A U.S. District Judge denied a motion Feb. 14 to temporarily suspend sweeps of homeless encampments as part of an ongoing lawsuit against the city of Seattle and Washington State Department of Transportation (WSDOT) alleging that the sweeps violate the plaintiffs’ constitutional rights.
Attorneys for the plaintiffs relied on a Los Angeles court case Lavan v. City of Los Angeles, in which the court found that the city had violated the rights of people experiencing homelessness on Los Angeles’ Skid Row by seizing and destroying their possessions that had not been abandoned.
Judge Ricardo Martinez found that was not the practice in the city of Seattle, which “provided notice and followed the procedural safeguards” contained in rules meant to guide city departments on how to perform sweeps.
He concluded that the plaintiffs had not shown that they have a high likelihood of success based on the arguments submitted so far, a requirement for a temporary restraining order.
Attorneys for plaintiffs Lisa Hooper and Brandie Osborne requested the restraining order the week prior in response to continued encampment sweeps that they believe violate protections against unlawful search and seizure and due process by confiscating and destroying property without giving homeless people the opportunity to rescue their belongings. Real Change Homeless Advocacy project joined as a plaintiff in the lawsuit.
Examples included a sweep of the Ballard Locks the week before in which a city employee allegedly cut open a tent with a set of box cutters, exposing personal possessions inside, as well as a cleanup at Greenlake East and Galer East just that morning, said attorney Todd Williams, representing the plaintiffs.
“We don’t live in a perfect world, but we do live in a world with constitutional rights,” Williams said.
Matthew Segal, defending the city of Seattle, told Martinez that the requested order was too broad, and would prevent officials from caring for land and property to which they were entrusted.
He was not aware of any city where so broad an injunction had been imposed, Segal said.
Martinez grilled lawyers on both sides on the specifics of their case.
He challenged Williams, the plaintiffs’ attorney, on the quality of the evidence he brought forward. Williams provided forms that homeless people filled out as declarations of their experiences with sweeps. Martinez asked whether the statements were that of the homeless people or counsel. He also questioned Williams on how a work crew was meant to differentiate between property and refuse.
He then challenged Segal andAssistant Attorney General Alicia Young on the specifics of who conducted the sweeps and what level of training they had in following city procedures.
Much of the back and forth between the plaintiff and defense counsel hinged on whether cleanup protocols used by city and state officials ensured that cleanup workers throw away only trash, not items such as tents, official documents or medications that people need and are difficult to replace. City officials recently revised those protocols, which were up for public comment through Feb. 15, but Williams argued that the city inconsistently applied the old version and could not be trusted to apply the new ones.

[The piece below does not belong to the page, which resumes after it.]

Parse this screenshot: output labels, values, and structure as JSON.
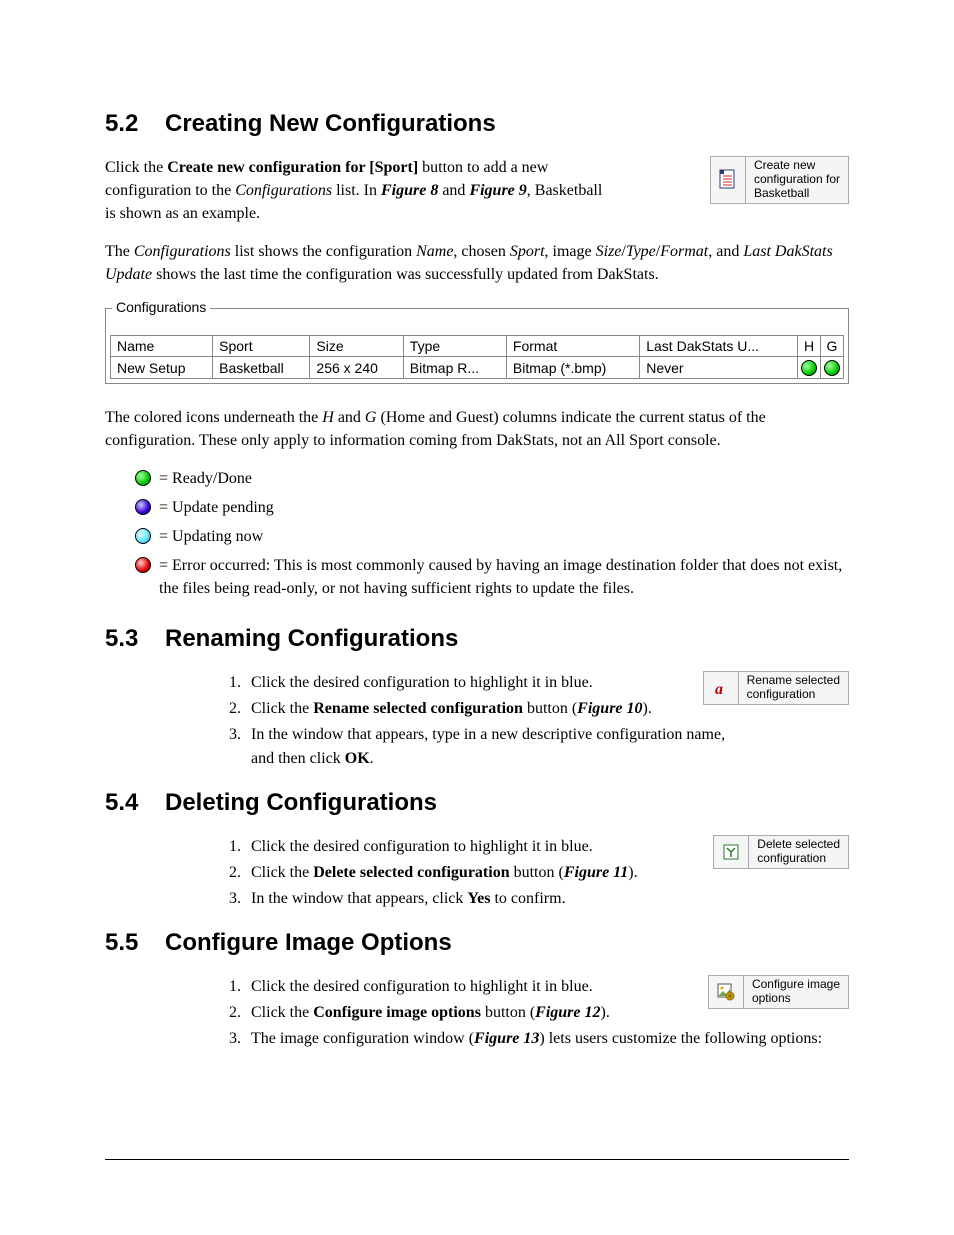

The old Multi-Departmental Administrative Rules (MDARS) required that cleanup crews provide 72-hours’ notice prior to a cleanup, and that the city store people’s possessions at a Seattle Department of Transportation facility for up to 60 days. Places that had been swept three or more times could have a generic “no camping” posting.
Encampments were defined as three or more tents or structures, so officials could sweep a campsite with a single tent or a pair of tents without applying the rules and dispose of people’s property without notice.
They could also remove “refuse, hazardous items, building materials, contraband; or evidence of a possible crime” without warning.
They were required to provide notice on how people could reclaim their property.
Advocates have argued — and city officials have agreed — that the mdars are inconsistently followed, and tracking sweeps has been difficult, at best. They made a push for new legislation that would force the city to prioritize cleanups, leaving alone camps that were in locations neither “unsafe” nor “unsuitable” and requiring both outreach and meaningful offers of shelters.
New protocols have been in beta since fall of 2016, Segal said. They improve on the previous iteration by mandating outreach prior to the cleanup, notice at least 72 hours in advance and changes the definition of a campsite from three tents to one. They also offer a delivery service to return property seized during the cleanup.